» EXERCISE OBJECTIVE
Exactly reproduce the entries, dropping any pictures from your copy.

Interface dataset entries
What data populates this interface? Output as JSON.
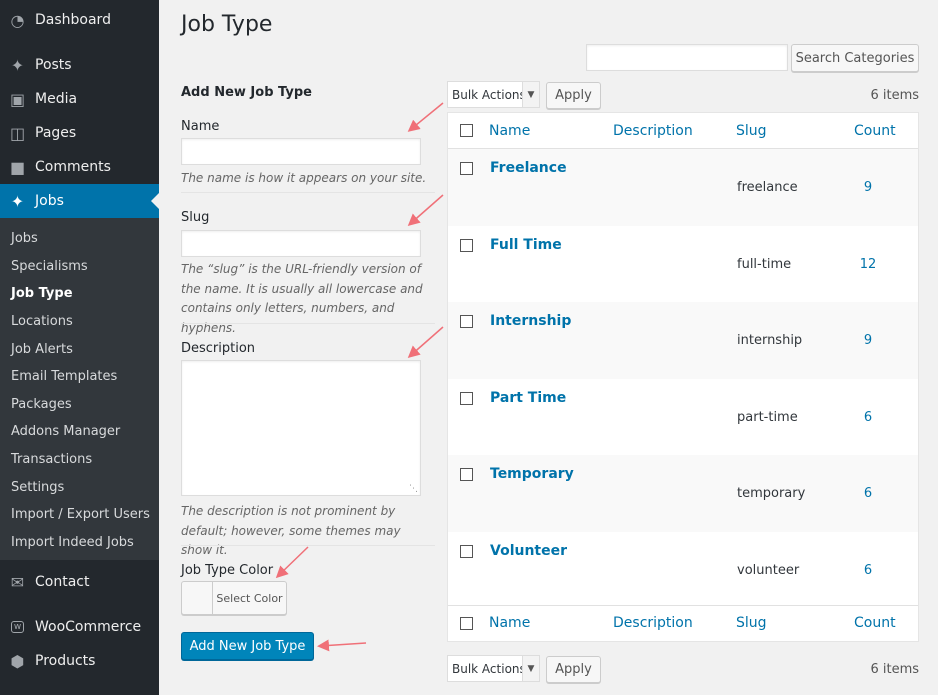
{
  "sidebar": {
    "top_items": [
      {
        "label": "Dashboard",
        "icon": "dashboard-icon"
      },
      {
        "label": "Posts",
        "icon": "pin-icon"
      },
      {
        "label": "Media",
        "icon": "media-icon"
      },
      {
        "label": "Pages",
        "icon": "pages-icon"
      },
      {
        "label": "Comments",
        "icon": "comment-icon"
      },
      {
        "label": "Jobs",
        "icon": "pin-icon"
      }
    ],
    "submenu": [
      "Jobs",
      "Specialisms",
      "Job Type",
      "Locations",
      "Job Alerts",
      "Email Templates",
      "Packages",
      "Addons Manager",
      "Transactions",
      "Settings",
      "Import / Export Users",
      "Import Indeed Jobs"
    ],
    "bottom_items": [
      {
        "label": "Contact",
        "icon": "mail-icon"
      },
      {
        "label": "WooCommerce",
        "icon": "woo-icon"
      },
      {
        "label": "Products",
        "icon": "box-icon"
      }
    ],
    "active_color": "#0073aa"
  },
  "page": {
    "title": "Job Type",
    "search_button": "Search Categories"
  },
  "form": {
    "heading": "Add New Job Type",
    "name_label": "Name",
    "name_help": "The name is how it appears on your site.",
    "slug_label": "Slug",
    "slug_help": "The “slug” is the URL-friendly version of the name. It is usually all lowercase and contains only letters, numbers, and hyphens.",
    "description_label": "Description",
    "description_help": "The description is not prominent by default; however, some themes may show it.",
    "color_label": "Job Type Color",
    "color_button": "Select Color",
    "submit": "Add New Job Type"
  },
  "table": {
    "bulk_actions": "Bulk Actions",
    "apply": "Apply",
    "items_count": "6 items",
    "columns": [
      "Name",
      "Description",
      "Slug",
      "Count"
    ],
    "rows": [
      {
        "name": "Freelance",
        "description": "",
        "slug": "freelance",
        "count": "9"
      },
      {
        "name": "Full Time",
        "description": "",
        "slug": "full-time",
        "count": "12"
      },
      {
        "name": "Internship",
        "description": "",
        "slug": "internship",
        "count": "9"
      },
      {
        "name": "Part Time",
        "description": "",
        "slug": "part-time",
        "count": "6"
      },
      {
        "name": "Temporary",
        "description": "",
        "slug": "temporary",
        "count": "6"
      },
      {
        "name": "Volunteer",
        "description": "",
        "slug": "volunteer",
        "count": "6"
      }
    ]
  },
  "annotation_color": "#f07078"
}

» RESPONSE BELOW
What data populates this interface? Output as JSON.
{
  "sidebar": {
    "top_items": [
      {
        "label": "Dashboard",
        "icon": "dashboard-icon"
      },
      {
        "label": "Posts",
        "icon": "pin-icon"
      },
      {
        "label": "Media",
        "icon": "media-icon"
      },
      {
        "label": "Pages",
        "icon": "pages-icon"
      },
      {
        "label": "Comments",
        "icon": "comment-icon"
      },
      {
        "label": "Jobs",
        "icon": "pin-icon"
      }
    ],
    "submenu": [
      "Jobs",
      "Specialisms",
      "Job Type",
      "Locations",
      "Job Alerts",
      "Email Templates",
      "Packages",
      "Addons Manager",
      "Transactions",
      "Settings",
      "Import / Export Users",
      "Import Indeed Jobs"
    ],
    "bottom_items": [
      {
        "label": "Contact",
        "icon": "mail-icon"
      },
      {
        "label": "WooCommerce",
        "icon": "woo-icon"
      },
      {
        "label": "Products",
        "icon": "box-icon"
      }
    ],
    "active_color": "#0073aa"
  },
  "page": {
    "title": "Job Type",
    "search_button": "Search Categories"
  },
  "form": {
    "heading": "Add New Job Type",
    "name_label": "Name",
    "name_help": "The name is how it appears on your site.",
    "slug_label": "Slug",
    "slug_help": "The “slug” is the URL-friendly version of the name. It is usually all lowercase and contains only letters, numbers, and hyphens.",
    "description_label": "Description",
    "description_help": "The description is not prominent by default; however, some themes may show it.",
    "color_label": "Job Type Color",
    "color_button": "Select Color",
    "submit": "Add New Job Type"
  },
  "table": {
    "bulk_actions": "Bulk Actions",
    "apply": "Apply",
    "items_count": "6 items",
    "columns": [
      "Name",
      "Description",
      "Slug",
      "Count"
    ],
    "rows": [
      {
        "name": "Freelance",
        "description": "",
        "slug": "freelance",
        "count": "9"
      },
      {
        "name": "Full Time",
        "description": "",
        "slug": "full-time",
        "count": "12"
      },
      {
        "name": "Internship",
        "description": "",
        "slug": "internship",
        "count": "9"
      },
      {
        "name": "Part Time",
        "description": "",
        "slug": "part-time",
        "count": "6"
      },
      {
        "name": "Temporary",
        "description": "",
        "slug": "temporary",
        "count": "6"
      },
      {
        "name": "Volunteer",
        "description": "",
        "slug": "volunteer",
        "count": "6"
      }
    ]
  },
  "annotation_color": "#f07078"
}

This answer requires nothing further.